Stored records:
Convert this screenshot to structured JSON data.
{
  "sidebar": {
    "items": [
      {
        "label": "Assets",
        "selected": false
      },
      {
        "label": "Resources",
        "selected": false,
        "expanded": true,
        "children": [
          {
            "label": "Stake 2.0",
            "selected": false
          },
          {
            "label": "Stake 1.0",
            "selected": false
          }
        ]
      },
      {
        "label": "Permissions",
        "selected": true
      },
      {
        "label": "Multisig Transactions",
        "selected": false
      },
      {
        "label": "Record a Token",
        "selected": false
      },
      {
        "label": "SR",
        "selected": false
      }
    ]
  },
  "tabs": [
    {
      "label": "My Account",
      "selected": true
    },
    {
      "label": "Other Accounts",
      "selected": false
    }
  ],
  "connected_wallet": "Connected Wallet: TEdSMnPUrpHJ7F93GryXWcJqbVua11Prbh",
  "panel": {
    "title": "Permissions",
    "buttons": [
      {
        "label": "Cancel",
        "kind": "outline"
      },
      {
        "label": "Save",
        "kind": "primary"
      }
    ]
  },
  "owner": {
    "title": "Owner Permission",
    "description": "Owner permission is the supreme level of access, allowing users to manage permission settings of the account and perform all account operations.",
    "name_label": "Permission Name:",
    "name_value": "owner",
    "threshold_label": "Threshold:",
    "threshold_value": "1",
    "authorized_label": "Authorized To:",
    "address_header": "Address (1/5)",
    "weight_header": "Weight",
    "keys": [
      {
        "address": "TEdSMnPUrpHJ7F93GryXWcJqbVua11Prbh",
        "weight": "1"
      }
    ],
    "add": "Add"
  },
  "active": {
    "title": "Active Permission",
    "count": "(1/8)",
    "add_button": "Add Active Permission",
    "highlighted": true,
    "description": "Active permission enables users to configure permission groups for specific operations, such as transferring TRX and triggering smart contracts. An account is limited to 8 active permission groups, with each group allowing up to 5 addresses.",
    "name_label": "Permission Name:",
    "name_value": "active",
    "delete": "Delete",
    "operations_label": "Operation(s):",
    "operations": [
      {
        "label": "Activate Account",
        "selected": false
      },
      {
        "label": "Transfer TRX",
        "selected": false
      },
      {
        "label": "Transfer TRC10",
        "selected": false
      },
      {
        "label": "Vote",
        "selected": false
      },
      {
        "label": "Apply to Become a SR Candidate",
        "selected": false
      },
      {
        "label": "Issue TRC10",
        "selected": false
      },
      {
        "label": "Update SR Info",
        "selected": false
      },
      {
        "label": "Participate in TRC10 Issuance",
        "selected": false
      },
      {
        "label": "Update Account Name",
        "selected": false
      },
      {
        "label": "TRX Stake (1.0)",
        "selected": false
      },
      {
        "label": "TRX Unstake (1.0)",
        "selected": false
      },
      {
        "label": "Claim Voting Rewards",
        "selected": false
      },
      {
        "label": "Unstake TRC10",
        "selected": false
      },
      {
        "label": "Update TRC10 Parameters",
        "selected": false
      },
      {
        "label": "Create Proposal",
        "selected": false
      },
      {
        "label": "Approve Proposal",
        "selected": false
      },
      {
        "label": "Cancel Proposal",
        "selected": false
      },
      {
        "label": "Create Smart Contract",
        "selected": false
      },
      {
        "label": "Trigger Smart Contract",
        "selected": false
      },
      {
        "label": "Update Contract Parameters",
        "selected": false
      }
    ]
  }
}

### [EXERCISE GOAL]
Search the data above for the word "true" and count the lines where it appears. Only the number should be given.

### [SOLUTION BELOW]
4